Bullshit: No Airline Is Selling Manifests to Criminals
In light of the incredibly irresponsible post and later resharing of that post about the two British tourists attacked at gunpoint in Buenos Aires, I felt compelled to write this up to make things clear.
Yes, a British tourist, Matthew Gibbard, was gunned down when he resisted during an armed robbery right outside the Faena hotel in Buenos Aires a few days ago, along with his stepson who was injured but survived.
Are airline employees selling manifesto information to gang members? No. Absolutely not. There’s literally no information leading to that ludicrous assertion that one dude made during a British news channel interview. At least not in connection with this one incident. Or any of the previously reported incidents. Repeating such an assertion and throwing it out there as if it were pertinent to this one conversation is sensationalist and nonsensical.
What We Know
The guy who killed Gibbard, a 21 year old Venezuelan citizen who illegally entered Argentina only last week, was apprehended onboard a bus headed to Bolivia attempting to flee the country. He was identified thanks to the Buenos Aires police force following the motorcycle and two other vehicles used during this incident on CCTV feeds throughout the city. Authorities have also determined that he was a member of a gang of about ten criminals who targeted tourists visiting Buenos Aires to rob them of their property.
The way they operated was by placing a ‘spotter’ in the arrivals hall of Ezeiza International Airport who would wait for flights arriving from the United States and Europe pretending to wait for a passenger on said flights. They would choose their potential victims based on clothing, watches and other jewelry that they used as markers of wealth.
Once the victim was identified, they would put a tail on them as the tourists made their way into their hotels in Buenos Aires. Many times they were aided by the fact the foreigners were being picked up by a specific hotel’s shuttle, which would give their destination away. The criminals would then follow the travelers to the hotels and either strike right then and there (like in the case of Gibbard) or follow their movements in and out of the hotel waiting for an opportunity to act.
No information was provided by any airline employee, and there’s obviously also no need for that information. The idea alone is laughable. Anyone who’s ever been to Argentina (or even heard of it at all) knows there are very few locals who speak English, wear expensive Rolexes, carries lavish Louis Vuitton luggage, and stay at internationally renowned hotels like the Faena, InterContinental, Hilton, etc. Not many locals can afford the rates a hotel in Puerto Madero would cost. It is obviously understood that the majority of people coming in and out of those hotels are wealthy by local standards.
Is Argentina Safe?
Absolutely. Just as safe as any other large metropolitan city in the world. In fact, I would recommend anyone to go visit. While crime rates might be going up as an indicator that the country’s economy is and has been in decline, it by no means implies it is a country you shouldn’t visit. For reference, over 111,000 British citizens traveled to Argentina in 2018 without any incidents, as per the British Foreign Office.

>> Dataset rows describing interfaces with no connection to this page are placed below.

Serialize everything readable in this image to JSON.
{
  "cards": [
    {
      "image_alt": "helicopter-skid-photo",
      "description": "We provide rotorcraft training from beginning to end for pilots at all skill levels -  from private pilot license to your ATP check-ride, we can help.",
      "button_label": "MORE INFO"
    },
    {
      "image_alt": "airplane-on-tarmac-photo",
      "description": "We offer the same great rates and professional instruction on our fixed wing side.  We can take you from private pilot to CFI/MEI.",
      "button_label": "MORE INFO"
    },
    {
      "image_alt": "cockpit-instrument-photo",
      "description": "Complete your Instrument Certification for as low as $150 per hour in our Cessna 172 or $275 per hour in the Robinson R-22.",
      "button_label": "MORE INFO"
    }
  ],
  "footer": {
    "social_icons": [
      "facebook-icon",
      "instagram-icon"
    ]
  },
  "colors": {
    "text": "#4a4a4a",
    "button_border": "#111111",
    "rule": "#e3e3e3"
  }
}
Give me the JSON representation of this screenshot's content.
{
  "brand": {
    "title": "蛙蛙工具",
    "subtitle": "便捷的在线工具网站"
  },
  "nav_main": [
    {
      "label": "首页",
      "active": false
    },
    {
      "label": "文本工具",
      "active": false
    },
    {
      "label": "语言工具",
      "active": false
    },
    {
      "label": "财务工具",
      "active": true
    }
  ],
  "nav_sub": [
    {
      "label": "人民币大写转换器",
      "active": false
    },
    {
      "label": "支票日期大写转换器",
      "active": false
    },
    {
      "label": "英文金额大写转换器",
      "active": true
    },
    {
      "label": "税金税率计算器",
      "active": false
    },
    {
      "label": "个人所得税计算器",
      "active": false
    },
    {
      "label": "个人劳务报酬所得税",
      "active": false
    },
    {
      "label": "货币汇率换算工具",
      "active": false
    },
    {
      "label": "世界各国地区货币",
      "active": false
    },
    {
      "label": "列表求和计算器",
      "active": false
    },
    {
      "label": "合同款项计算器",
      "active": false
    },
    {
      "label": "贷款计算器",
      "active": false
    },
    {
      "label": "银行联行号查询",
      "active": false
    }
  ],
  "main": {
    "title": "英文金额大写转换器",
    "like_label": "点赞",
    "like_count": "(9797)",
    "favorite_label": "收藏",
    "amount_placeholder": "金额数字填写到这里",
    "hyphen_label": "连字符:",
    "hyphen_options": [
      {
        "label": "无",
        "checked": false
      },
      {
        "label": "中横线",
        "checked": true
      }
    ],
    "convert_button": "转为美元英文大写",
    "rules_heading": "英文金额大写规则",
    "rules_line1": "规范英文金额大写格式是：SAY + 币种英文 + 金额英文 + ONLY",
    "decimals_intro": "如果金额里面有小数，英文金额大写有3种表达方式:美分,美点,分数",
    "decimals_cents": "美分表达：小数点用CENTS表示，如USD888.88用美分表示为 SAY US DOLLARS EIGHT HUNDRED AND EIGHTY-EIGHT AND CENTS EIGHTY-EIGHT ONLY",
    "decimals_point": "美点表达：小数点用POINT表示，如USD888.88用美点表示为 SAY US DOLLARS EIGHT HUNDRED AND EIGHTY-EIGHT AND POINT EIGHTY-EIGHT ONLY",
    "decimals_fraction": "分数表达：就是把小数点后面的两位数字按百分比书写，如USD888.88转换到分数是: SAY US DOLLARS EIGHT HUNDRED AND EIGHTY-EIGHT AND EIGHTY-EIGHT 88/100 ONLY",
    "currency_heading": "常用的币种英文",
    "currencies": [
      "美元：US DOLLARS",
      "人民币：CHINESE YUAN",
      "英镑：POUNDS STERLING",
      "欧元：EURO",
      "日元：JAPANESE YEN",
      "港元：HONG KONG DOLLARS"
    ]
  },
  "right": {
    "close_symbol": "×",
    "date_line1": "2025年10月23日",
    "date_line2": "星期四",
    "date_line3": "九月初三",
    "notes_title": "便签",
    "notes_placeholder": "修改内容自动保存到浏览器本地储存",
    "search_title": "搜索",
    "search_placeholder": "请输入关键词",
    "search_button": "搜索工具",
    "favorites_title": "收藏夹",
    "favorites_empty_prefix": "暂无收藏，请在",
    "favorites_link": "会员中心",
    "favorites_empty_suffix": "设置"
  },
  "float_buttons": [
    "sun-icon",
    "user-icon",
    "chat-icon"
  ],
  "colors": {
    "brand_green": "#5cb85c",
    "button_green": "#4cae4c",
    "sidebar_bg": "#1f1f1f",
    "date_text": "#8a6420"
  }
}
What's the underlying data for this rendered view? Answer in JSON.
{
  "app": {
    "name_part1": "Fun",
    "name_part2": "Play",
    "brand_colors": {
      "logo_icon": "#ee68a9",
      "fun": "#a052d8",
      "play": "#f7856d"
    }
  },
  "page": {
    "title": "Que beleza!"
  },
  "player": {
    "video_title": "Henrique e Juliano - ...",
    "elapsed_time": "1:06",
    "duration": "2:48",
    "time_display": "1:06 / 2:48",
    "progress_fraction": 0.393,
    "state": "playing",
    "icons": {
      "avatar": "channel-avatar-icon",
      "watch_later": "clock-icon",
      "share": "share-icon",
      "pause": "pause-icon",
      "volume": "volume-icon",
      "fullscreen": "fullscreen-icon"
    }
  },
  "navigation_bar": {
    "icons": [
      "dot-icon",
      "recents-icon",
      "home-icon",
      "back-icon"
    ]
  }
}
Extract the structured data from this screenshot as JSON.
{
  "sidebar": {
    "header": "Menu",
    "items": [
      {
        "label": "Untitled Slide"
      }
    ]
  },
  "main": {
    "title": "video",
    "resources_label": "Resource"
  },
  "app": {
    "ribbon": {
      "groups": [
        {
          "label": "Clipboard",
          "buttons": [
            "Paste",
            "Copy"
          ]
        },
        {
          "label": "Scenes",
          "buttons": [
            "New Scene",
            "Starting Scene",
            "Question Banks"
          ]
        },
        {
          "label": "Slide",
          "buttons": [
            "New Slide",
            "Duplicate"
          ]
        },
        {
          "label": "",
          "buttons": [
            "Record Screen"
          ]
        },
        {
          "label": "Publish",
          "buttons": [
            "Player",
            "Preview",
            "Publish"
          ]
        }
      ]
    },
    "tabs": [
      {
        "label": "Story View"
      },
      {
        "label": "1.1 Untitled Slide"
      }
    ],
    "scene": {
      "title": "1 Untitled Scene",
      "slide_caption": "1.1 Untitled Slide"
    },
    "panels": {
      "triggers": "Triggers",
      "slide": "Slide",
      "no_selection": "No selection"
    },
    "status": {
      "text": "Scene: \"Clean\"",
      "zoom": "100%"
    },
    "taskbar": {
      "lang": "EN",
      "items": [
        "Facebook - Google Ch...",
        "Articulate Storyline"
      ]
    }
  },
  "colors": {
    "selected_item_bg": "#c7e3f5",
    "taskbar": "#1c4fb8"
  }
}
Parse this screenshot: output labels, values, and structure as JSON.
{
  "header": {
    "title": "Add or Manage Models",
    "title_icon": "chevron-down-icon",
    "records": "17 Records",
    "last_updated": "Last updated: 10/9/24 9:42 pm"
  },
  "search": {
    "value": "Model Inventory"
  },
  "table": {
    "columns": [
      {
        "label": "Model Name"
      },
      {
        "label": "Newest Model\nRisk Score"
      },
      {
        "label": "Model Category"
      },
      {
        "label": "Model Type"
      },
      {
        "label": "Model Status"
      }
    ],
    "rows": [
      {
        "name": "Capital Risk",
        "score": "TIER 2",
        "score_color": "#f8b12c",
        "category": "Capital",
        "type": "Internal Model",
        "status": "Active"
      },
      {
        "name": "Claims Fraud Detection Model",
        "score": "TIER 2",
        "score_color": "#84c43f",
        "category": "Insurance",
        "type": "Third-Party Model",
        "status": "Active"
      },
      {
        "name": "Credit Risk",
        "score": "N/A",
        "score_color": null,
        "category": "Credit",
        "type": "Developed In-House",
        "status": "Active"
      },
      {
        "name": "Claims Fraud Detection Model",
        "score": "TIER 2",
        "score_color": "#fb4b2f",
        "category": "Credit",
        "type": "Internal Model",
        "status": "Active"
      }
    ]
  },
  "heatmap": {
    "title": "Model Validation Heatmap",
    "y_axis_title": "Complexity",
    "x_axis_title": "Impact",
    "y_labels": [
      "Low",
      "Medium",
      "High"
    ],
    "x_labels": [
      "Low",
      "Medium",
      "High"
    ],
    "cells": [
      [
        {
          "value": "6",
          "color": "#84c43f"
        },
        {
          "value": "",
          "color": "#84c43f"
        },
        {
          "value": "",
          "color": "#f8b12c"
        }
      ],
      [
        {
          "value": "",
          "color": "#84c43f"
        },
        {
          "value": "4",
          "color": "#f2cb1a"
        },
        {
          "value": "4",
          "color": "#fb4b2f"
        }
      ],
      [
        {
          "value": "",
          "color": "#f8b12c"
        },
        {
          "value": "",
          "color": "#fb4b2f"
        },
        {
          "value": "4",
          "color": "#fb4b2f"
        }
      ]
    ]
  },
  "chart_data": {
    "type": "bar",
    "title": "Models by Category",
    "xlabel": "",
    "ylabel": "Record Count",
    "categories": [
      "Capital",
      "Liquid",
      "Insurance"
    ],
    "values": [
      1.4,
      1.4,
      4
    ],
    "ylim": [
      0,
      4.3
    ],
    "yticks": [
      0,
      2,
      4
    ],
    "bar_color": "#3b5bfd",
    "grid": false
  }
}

As usual, though, one needs to exercise common sense and avoid traveling with expensive items, large sums of cash and any other valuable objects that may turn you into a target. Obviously, if you’re like me, you’ll also like to stay at nice hotels, and that puts us in a slightly riskier position as it might highlight our wealthier status compared to locals. There really isn’t any way to avoid this, which is why one needs to stay vigilant and aware of your surroundings, and this goes for Buenos Aires, Seattle, New York just as much as Paris, London and Madrid. Also, a quick reminder that nothing, absolutely nothing we carry with us is more valuable than our own lives, so if you are a victim or a robbery – particularly when abroad – never ever, EVER resist, lest you end up becoming a victim of extreme violence.
While I am extremely saddened by the passing of Mr Gibbard while visiting the city where I lived for eight years and I hold so dear and near to my heart, I am even more saddened by the irresponsible spread of misinformation that’s so commonplace to blow out of proportion.